Voivodeship. New districts with blocks of flats were built, new factories were opened. In 1956, for the first time in history, Sucha became the seat of a county, and in 1975, the town became part of Bielsko-Biała Voivodeship. In 1983, new hospital was completed. Attractions[edit] Since the beginning of the 20th century Sucha Beskidzka
Sucha Beskidzka
has been a tourist centre for the Beskidy Mountains
Beskidy Mountains
(part of the Carpathians). Here several tourist trails begin, which lead into the mountains. First trail was marked in 1906. In the town there are fine examples of old architecture: a Renaissance castle (16th century), named Little Wawel
after the royal palace in Kraków
(now it serves as a hotel with a restaurant), a church with a cloister (17th century) and an old wooden inn, called Rzym (literally meaning "Rome"; 18th century). Education[edit] In the town, there are two higher education schools:

The Foreign Language Teacher Training College (Nauczycielskie Kolegium Języków Obcych, NKJO (in Polish)) The Higher School of Tourism
and Ecology (Wyższa Szkoła Turystyki i Ekologii, WSTiE)

Historical population

Year Pop. ±%

1827 1,811 —    

1848 1,842 +1.7%

1870 2,280 +23.8%

1900 4,214 +84.8%

1921 5,151 +22.2%

1931 6,004 +16.6%

1939 6,250 +4.1%

1946 * 5,866 −6.1%

1960 6,599 +12.5%

1970 7,751 +17.5%

1980 8,735 +12.7%

1989 9,754 +11.7%

2001 9,810 +0.6%

2002 9,737 −0.7%

* Approx. 400 Jews
killed during World War II.[citation needed]

Famous people from Sucha Beskidzka[edit]

Billy Wilder
Billy Wilder
– filmmaker and writer (Some Like It Hot, Sunset Boulevard, The Apartment), won seven Academy Awards Jan Wolenski – philosopher; resident of Sucha Beskidzka. Walery Goetel – geologist and palaeontologist; researcher of geological structure of the Tatra Mountains
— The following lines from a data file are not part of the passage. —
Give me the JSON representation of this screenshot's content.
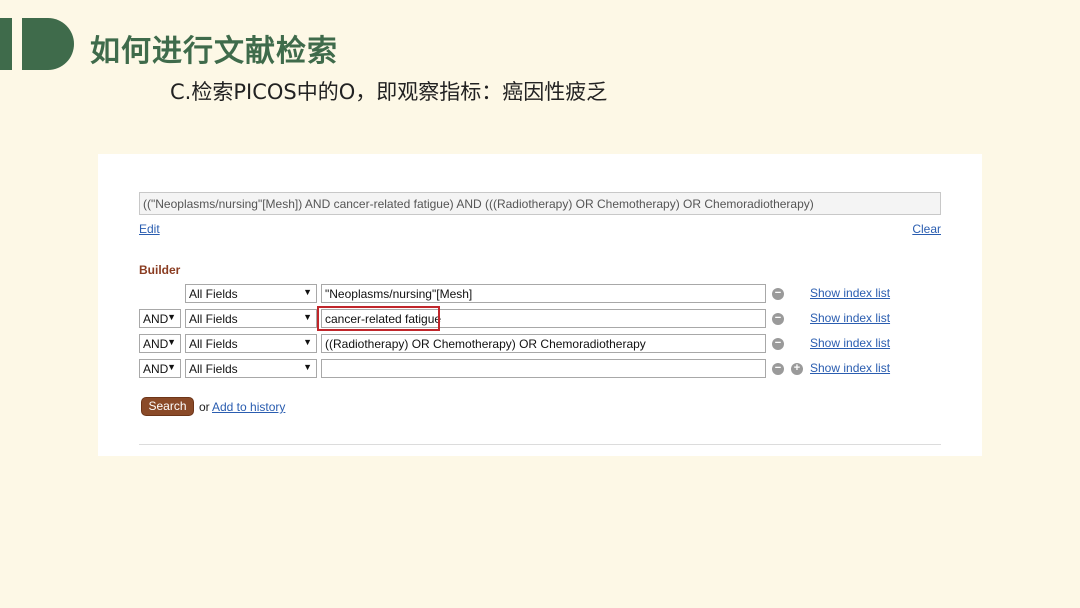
{
  "slide": {
    "title": "如何进行文献检索",
    "subtitle": "C.检索PICOS中的O，即观察指标：癌因性疲乏"
  },
  "query": {
    "text": "((\"Neoplasms/nursing\"[Mesh]) AND cancer-related fatigue) AND (((Radiotherapy) OR Chemotherapy) OR Chemoradiotherapy)",
    "edit_label": "Edit",
    "clear_label": "Clear"
  },
  "builder": {
    "label": "Builder",
    "rows": [
      {
        "operator": "",
        "field": "All Fields",
        "term": "\"Neoplasms/nursing\"[Mesh]",
        "index_link": "Show index list"
      },
      {
        "operator": "AND",
        "field": "All Fields",
        "term": "cancer-related fatigue",
        "index_link": "Show index list"
      },
      {
        "operator": "AND",
        "field": "All Fields",
        "term": "((Radiotherapy) OR Chemotherapy) OR Chemoradiotherapy",
        "index_link": "Show index list"
      },
      {
        "operator": "AND",
        "field": "All Fields",
        "term": "",
        "index_link": "Show index list"
      }
    ],
    "caret": "▼",
    "minus": "−",
    "plus": "+"
  },
  "actions": {
    "search_label": "Search",
    "or_text": "or",
    "add_history_label": "Add to history"
  },
  "colors": {
    "accent_green": "#3f6b4b",
    "builder_label": "#8a3c21",
    "search_button": "#8a4a28",
    "highlight_box": "#c0262b",
    "link": "#2a5db0"
  }
}
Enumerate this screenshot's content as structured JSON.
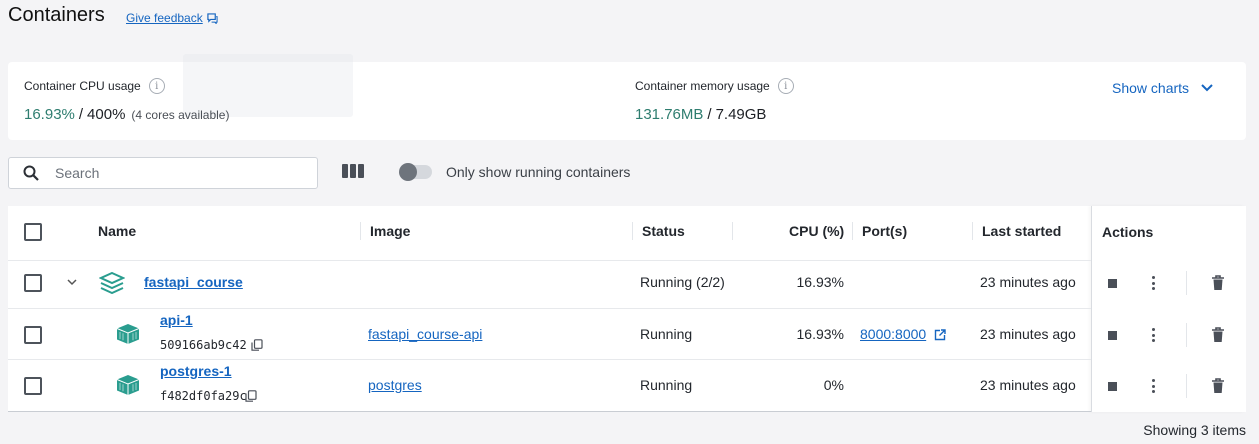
{
  "header": {
    "title": "Containers",
    "feedback_label": "Give feedback"
  },
  "usage": {
    "cpu_label": "Container CPU usage",
    "cpu_used": "16.93%",
    "cpu_sep": "/",
    "cpu_total": "400%",
    "cpu_cores": "(4 cores available)",
    "mem_label": "Container memory usage",
    "mem_used": "131.76MB",
    "mem_sep": "/",
    "mem_total": "7.49GB",
    "info_icon": "i",
    "show_charts_label": "Show charts"
  },
  "toolbar": {
    "search_placeholder": "Search",
    "search_value": "",
    "toggle_label": "Only show running containers",
    "toggle_on": false
  },
  "table": {
    "headers": {
      "name": "Name",
      "image": "Image",
      "status": "Status",
      "cpu": "CPU (%)",
      "ports": "Port(s)",
      "last_started": "Last started",
      "actions": "Actions"
    },
    "group": {
      "name": "fastapi_course",
      "status": "Running (2/2)",
      "cpu": "16.93%",
      "last_started": "23 minutes ago"
    },
    "rows": [
      {
        "name": "api-1",
        "id": "509166ab9c42",
        "image": "fastapi_course-api",
        "status": "Running",
        "cpu": "16.93%",
        "port": "8000:8000",
        "last_started": "23 minutes ago"
      },
      {
        "name": "postgres-1",
        "id": "f482df0fa29c",
        "image": "postgres",
        "status": "Running",
        "cpu": "0%",
        "port": "",
        "last_started": "23 minutes ago"
      }
    ]
  },
  "footer": {
    "count_label": "Showing 3 items"
  },
  "colors": {
    "accent": "#1565c0",
    "usage_green": "#2e7d6f",
    "container_icon": "#2a9d8f"
  }
}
International relations[edit] See also: List of twin towns and sister cities in Poland Twin towns — sister cities[edit] Sucha Beskidzka
Sucha Beskidzka
is twinned with:[1]

Frombork, Poland Jászberény, Hungary Ceriale, Italy


^ "Miasta partnerskie". Sucha Beskidzka. Retrieved 4 May 2014. 

External links[edit]

Wikimedia Commons has media related to Sucha Beskidzka.

Official website of the town (in Polish) Official website of the Sucha Beskidzka
Sucha Beskidzka
county (in Polish) Jewish Community in Sucha Beskidzka
Sucha Beskidzka
on Virtual Shtetl

Coordinates: 49°44′N 19°36′E / 49.733°N 19.600°E / 49.733; 19.600

v t e

Gminas of Sucha County

Urban gminas

Sucha Beskidzka
Sucha Beskidzka
(seat) Jordanów

Urban-rural gmina

Maków Podhalański

Rural gminas

Budzów Gmina
Bystra-Sidzina Gmina
Jordanów Gmina
Stryszawa Gmina
Zawoja Gmina

Authority control

WorldCat Identities VIAF: 154733